▶ [Records supplied]:
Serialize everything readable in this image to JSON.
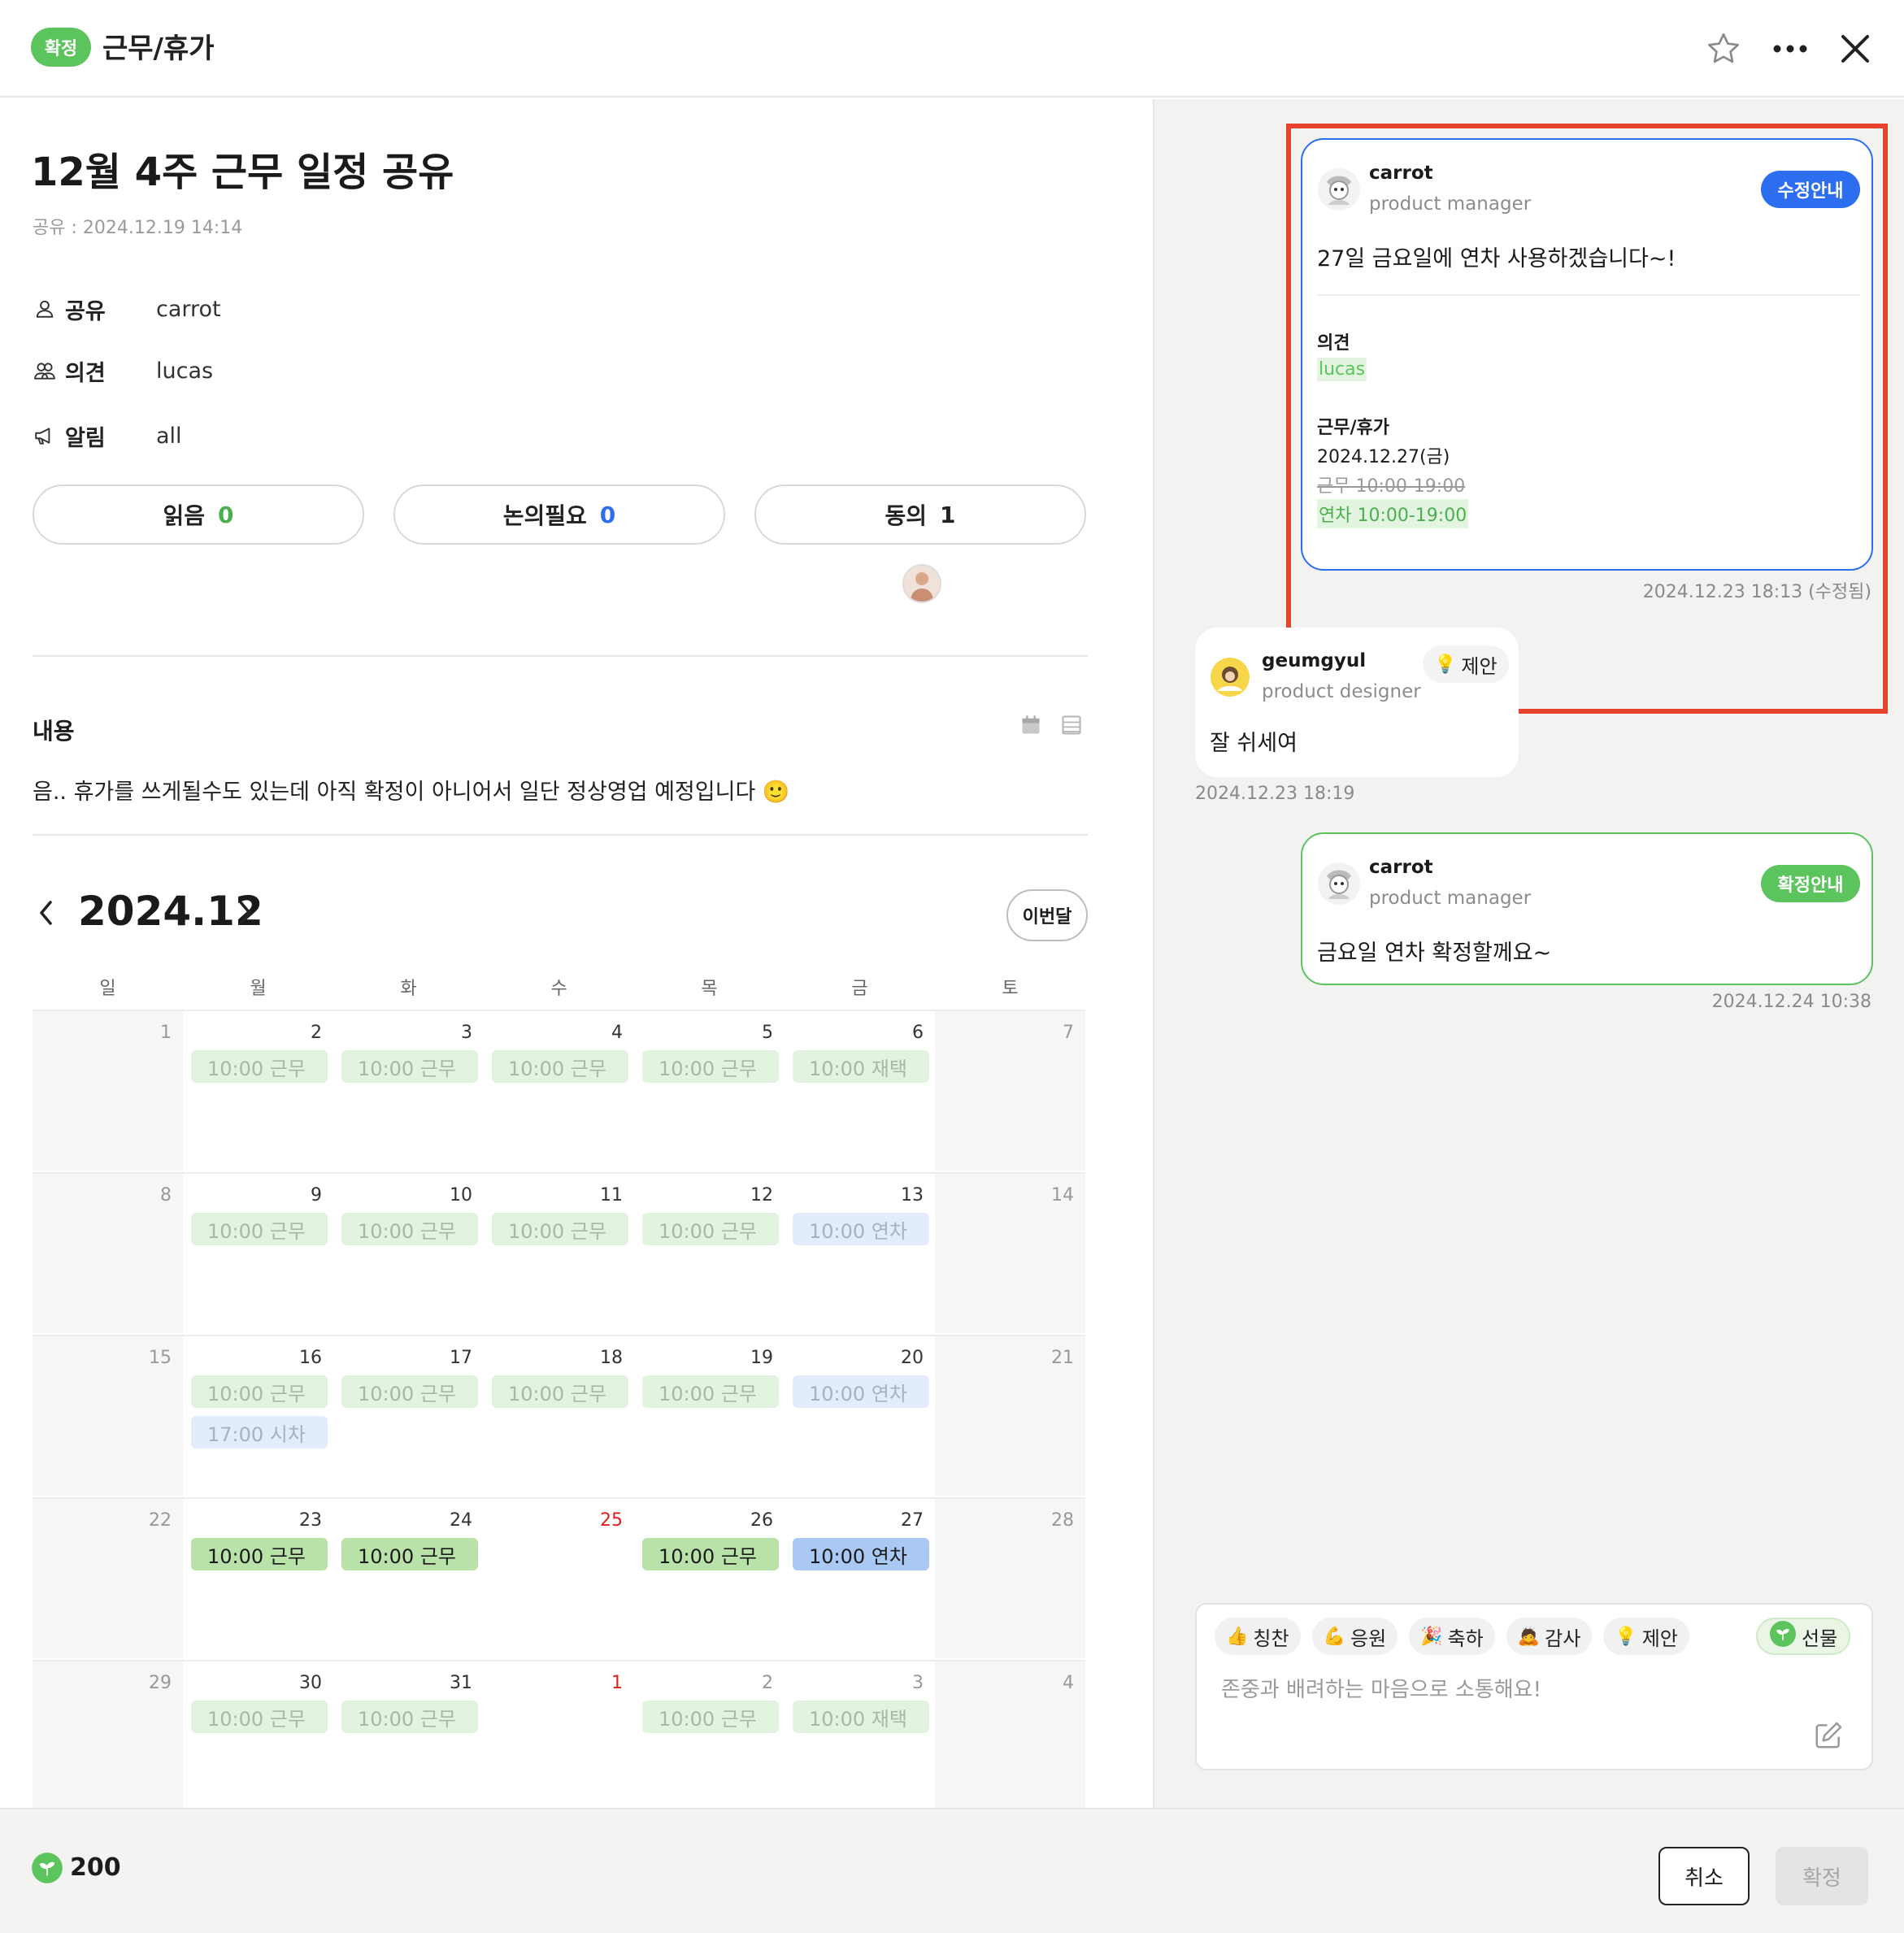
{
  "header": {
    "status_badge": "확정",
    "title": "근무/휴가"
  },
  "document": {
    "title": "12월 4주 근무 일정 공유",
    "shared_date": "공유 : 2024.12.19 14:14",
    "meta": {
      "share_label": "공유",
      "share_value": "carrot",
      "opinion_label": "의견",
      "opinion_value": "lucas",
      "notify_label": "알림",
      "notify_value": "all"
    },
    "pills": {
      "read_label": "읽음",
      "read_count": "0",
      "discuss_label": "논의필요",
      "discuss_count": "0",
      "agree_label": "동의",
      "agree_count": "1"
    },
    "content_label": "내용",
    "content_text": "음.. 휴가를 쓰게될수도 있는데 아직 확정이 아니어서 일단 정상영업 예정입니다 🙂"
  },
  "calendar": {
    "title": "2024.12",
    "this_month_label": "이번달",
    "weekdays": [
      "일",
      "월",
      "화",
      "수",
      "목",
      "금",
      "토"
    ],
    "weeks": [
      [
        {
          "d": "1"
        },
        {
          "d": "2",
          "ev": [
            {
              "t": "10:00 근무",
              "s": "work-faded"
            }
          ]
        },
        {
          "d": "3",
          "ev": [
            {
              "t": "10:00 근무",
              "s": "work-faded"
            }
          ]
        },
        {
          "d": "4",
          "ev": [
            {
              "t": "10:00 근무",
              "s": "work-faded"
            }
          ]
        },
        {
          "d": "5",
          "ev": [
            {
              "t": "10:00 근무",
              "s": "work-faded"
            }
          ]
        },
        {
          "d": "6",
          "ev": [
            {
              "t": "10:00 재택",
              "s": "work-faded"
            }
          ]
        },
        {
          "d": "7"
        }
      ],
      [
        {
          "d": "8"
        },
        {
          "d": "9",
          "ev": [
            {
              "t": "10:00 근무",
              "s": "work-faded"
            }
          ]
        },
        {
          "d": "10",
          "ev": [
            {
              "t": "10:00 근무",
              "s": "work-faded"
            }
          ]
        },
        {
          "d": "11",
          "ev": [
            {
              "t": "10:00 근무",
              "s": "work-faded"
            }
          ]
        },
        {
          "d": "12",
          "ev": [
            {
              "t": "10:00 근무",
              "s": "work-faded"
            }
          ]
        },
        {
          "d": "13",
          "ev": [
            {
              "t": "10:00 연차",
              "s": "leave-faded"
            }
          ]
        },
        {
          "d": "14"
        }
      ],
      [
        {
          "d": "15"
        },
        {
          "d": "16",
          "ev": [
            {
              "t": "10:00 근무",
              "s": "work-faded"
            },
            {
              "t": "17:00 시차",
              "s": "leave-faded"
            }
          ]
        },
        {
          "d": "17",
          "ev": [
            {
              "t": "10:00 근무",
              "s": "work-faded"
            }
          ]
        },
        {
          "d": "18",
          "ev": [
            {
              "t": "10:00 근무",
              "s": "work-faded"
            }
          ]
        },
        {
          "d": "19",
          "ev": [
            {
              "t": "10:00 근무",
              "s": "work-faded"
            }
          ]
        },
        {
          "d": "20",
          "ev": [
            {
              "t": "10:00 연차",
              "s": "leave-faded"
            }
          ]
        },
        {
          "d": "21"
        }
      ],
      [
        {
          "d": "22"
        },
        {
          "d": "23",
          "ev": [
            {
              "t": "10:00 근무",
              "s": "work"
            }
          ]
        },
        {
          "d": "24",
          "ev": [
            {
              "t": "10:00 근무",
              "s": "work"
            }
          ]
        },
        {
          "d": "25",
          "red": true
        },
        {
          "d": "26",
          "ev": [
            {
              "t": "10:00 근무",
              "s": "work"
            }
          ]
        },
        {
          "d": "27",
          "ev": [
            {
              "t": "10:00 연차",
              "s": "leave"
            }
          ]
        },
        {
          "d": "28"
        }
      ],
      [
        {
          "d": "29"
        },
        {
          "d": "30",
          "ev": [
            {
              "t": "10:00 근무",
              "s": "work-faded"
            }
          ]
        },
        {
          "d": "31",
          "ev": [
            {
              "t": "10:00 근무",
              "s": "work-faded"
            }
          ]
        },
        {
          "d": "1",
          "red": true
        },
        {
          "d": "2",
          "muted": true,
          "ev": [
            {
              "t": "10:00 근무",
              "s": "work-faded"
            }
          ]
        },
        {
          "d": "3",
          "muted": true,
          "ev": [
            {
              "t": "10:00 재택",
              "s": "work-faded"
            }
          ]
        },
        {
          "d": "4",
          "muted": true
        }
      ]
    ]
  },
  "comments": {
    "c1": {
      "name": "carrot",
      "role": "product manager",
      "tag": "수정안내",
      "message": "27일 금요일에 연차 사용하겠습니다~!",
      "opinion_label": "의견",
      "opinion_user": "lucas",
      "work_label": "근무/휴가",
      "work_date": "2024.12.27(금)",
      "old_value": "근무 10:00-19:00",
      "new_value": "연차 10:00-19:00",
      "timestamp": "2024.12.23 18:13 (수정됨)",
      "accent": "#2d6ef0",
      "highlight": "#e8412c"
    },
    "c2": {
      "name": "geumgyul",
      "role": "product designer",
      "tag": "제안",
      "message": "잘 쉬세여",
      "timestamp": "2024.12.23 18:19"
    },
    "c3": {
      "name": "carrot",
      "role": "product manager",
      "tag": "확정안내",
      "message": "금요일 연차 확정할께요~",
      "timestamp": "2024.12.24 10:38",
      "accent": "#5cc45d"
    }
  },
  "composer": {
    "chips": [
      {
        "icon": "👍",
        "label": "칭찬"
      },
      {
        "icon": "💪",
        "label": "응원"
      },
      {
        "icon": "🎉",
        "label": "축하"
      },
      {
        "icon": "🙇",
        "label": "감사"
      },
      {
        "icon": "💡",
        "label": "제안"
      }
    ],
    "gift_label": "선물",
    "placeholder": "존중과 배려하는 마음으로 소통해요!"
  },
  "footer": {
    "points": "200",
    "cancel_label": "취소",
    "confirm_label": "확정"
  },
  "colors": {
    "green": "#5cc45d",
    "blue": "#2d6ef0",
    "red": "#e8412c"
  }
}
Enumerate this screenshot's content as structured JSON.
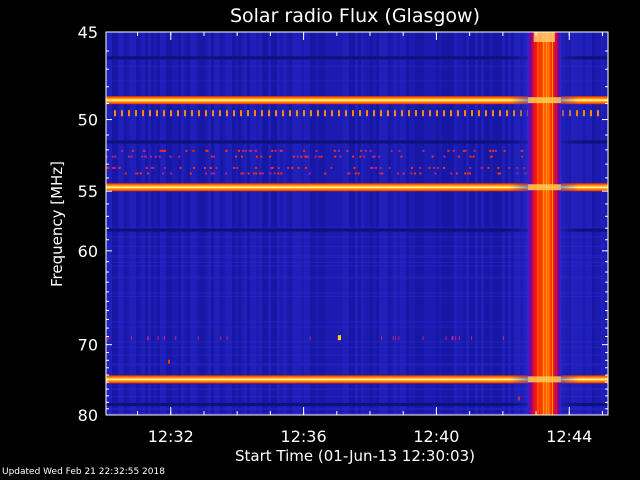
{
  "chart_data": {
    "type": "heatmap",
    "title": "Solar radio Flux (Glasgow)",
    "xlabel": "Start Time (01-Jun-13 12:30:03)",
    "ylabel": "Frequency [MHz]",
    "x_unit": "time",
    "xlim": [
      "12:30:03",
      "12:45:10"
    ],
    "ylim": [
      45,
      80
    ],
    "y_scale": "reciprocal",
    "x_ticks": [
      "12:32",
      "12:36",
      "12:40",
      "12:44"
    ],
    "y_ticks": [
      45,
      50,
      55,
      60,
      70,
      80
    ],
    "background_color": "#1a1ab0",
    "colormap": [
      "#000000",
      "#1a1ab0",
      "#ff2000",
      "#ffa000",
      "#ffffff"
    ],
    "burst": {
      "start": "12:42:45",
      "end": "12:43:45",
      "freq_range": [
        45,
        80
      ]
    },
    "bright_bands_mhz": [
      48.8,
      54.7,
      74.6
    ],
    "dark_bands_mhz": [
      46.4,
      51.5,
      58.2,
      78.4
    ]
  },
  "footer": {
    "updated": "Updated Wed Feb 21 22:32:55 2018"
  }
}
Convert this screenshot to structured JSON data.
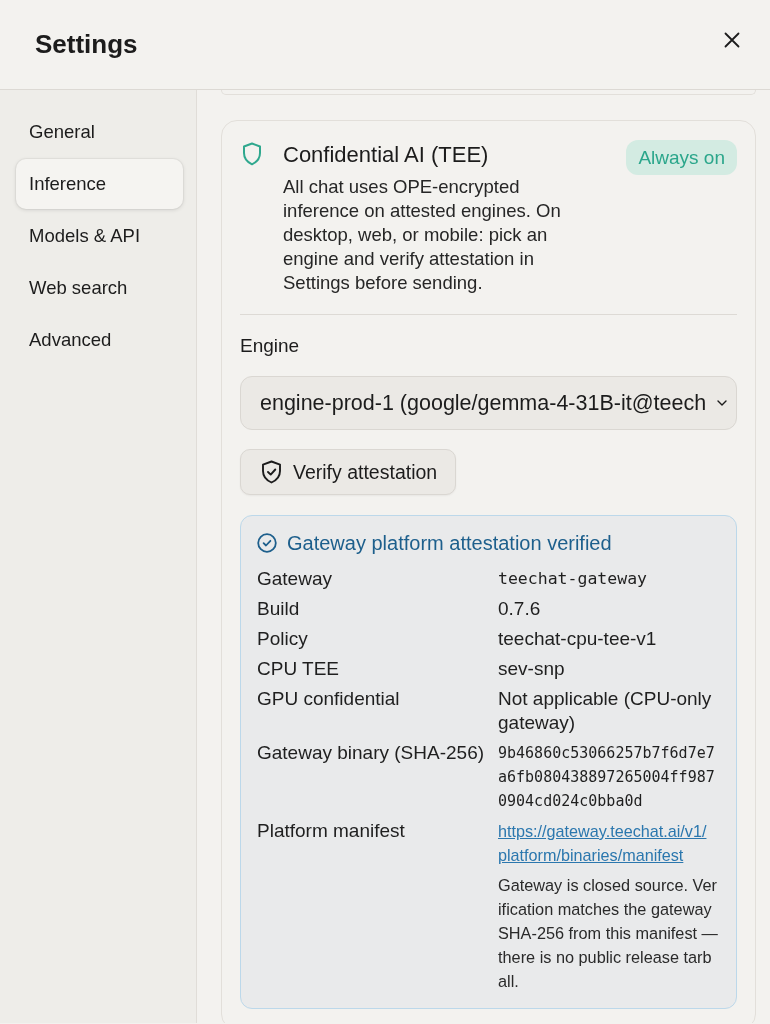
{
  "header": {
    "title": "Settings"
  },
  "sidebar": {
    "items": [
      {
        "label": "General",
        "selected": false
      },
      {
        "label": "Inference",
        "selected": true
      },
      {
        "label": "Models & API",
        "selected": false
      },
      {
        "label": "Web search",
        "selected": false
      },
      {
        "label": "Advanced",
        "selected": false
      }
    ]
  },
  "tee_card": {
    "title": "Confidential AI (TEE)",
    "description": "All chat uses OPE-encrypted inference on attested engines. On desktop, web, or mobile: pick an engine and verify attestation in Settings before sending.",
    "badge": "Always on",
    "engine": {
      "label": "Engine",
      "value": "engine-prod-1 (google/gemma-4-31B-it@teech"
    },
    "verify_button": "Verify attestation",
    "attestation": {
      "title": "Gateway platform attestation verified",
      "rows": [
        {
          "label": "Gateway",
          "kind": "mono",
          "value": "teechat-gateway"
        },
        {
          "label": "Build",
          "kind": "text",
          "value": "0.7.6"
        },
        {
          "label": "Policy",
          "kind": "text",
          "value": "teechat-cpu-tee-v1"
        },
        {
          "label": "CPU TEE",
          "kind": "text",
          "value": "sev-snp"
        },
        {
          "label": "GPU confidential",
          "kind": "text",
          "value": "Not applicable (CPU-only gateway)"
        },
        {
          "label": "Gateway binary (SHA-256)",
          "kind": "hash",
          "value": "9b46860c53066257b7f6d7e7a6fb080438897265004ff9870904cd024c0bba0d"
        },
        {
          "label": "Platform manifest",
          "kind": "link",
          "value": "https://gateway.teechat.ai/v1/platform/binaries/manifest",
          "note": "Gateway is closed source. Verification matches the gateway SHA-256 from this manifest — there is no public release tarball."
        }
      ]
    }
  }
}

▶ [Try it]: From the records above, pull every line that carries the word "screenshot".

▶ [Answer space]:
Enumerate this screenshot's content as structured JSON.
Convert this screenshot to structured JSON data.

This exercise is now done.